Defense Secretary Delfin Lorenzana gestures during a conference in Makati on Thursday, Dec. 8, 2016. Lorenzana said it is highly unlikely the Philippines will allow the U.S. military to use the country as a springboard for its freedom of navigation patrols in the disputed South China Sea to avoid antagonizing China. AP/Aaron Favila
Defense secretary Delfin Lorenzana said Thursday it's highly unlikely his country will allow the U.S. military to use it as a springboard for freedom of navigation patrols in the disputed South China Sea to avoid antagonizing China.
Lorenzana said U.S. ships and aircraft could use bases in Guam, Okinawa or fly from aircraft carriers to patrol the disputed waters.
Under President Rodrigo Duterte's predecessor, Benigno Aquino III, some U.S. aircraft and ships stopped in the Philippines on the way to patrolling the disputed waters to challenge China's territorial claims.
Duterte, who took office in June, has taken steps to mend ties with China and became hostile toward the Obama administration, after it raised concerns over Duterte's deadly crackdown on illegal drugs.
Asked if the Philippines will continue to host U.S. ships and aircraft patrolling the disputed waters, Lorenzana said that Duterte will not likely allow that to happen "to avoid any provocative actions that can escalate tensions in the South China Sea. It's unlikely."

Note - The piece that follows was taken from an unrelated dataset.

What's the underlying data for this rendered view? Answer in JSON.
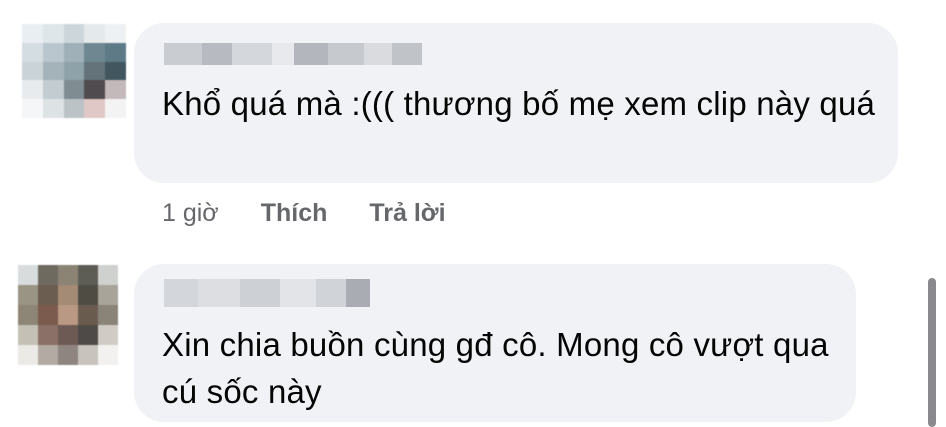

"We'll avoid that for the meantime," Lorenzana said. "Anyway, the U.S. can fly over there coming from other bases."
U.S. officials did not comment immediately. The commander of U.S. forces in the Pacific, Adm. Harry Harris, said last month that despite Duterte's rhetoric, military cooperation with Manila has not changed.

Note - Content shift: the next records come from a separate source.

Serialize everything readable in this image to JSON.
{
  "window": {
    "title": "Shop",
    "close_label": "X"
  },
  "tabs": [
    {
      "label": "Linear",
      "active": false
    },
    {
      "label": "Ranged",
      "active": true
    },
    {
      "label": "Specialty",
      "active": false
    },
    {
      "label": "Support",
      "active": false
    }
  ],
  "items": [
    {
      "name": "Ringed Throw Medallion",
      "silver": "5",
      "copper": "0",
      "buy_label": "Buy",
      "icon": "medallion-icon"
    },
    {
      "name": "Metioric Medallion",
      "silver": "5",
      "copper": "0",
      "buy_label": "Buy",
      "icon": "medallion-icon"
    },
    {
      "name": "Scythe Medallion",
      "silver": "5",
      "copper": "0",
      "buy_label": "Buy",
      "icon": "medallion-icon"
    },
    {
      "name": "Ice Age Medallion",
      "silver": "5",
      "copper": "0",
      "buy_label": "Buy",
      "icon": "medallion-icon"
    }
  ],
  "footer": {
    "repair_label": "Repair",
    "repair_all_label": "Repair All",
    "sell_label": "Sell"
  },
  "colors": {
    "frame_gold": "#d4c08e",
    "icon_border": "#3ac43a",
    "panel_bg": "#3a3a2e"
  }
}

Duterte has publicly threatened to scale back the Philippines' military engagements with the U.S., including scuttling a plan to carry out joint patrols with the U.S. Navy in the disputed waters, which he said China opposes.

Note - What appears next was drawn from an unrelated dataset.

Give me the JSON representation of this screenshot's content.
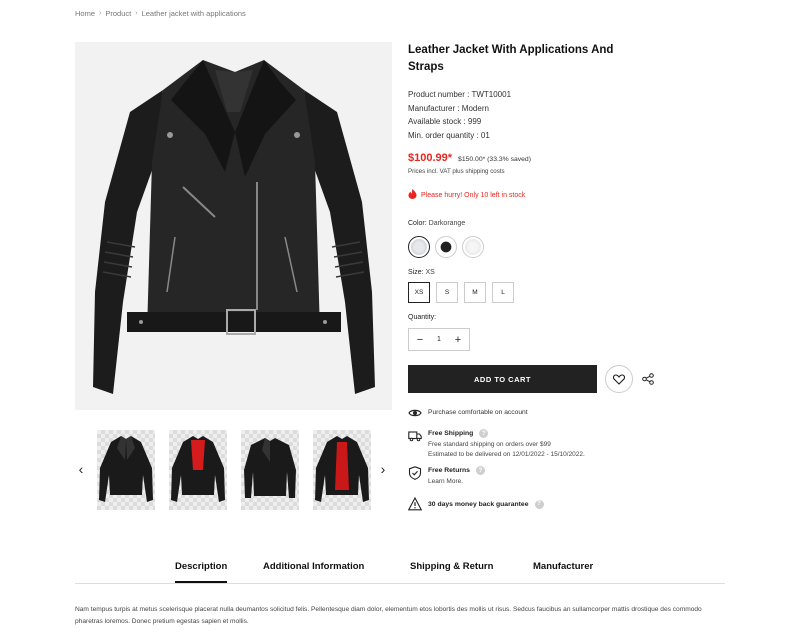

U.S.-Philippine annual combat exercises have been reduced and will be redesigned to focus on disaster-response and humanitarian missions. Among the maneuvers to be dropped starting next year are amphibious landing exercises and beach raids, aimed at enhancing the country's territorial defense.
Duterte's actions have become a hindrance to U.S. efforts to reassert its presence in Asia, although the U.S. military has vowed to continue patrolling one of the world's busiest commercial waterways.
After Duterte met Chinese President Xi Jinping in Beijing in October, China allowed Filipinos to fish at the disputed Scarborough Shoal. China took control of the rich fishing area in 2012 after a tense standoff with Philippine government ships.
Philippine coast guard ships have also resumed patrols at the shoal.
Aside from the easing of tensions at Scarborough, Chinese coast guard ships are no longer blocking Philippine resupply ships from Second Thomas Shoal, farther south in the Spratlys, Lorenzana said.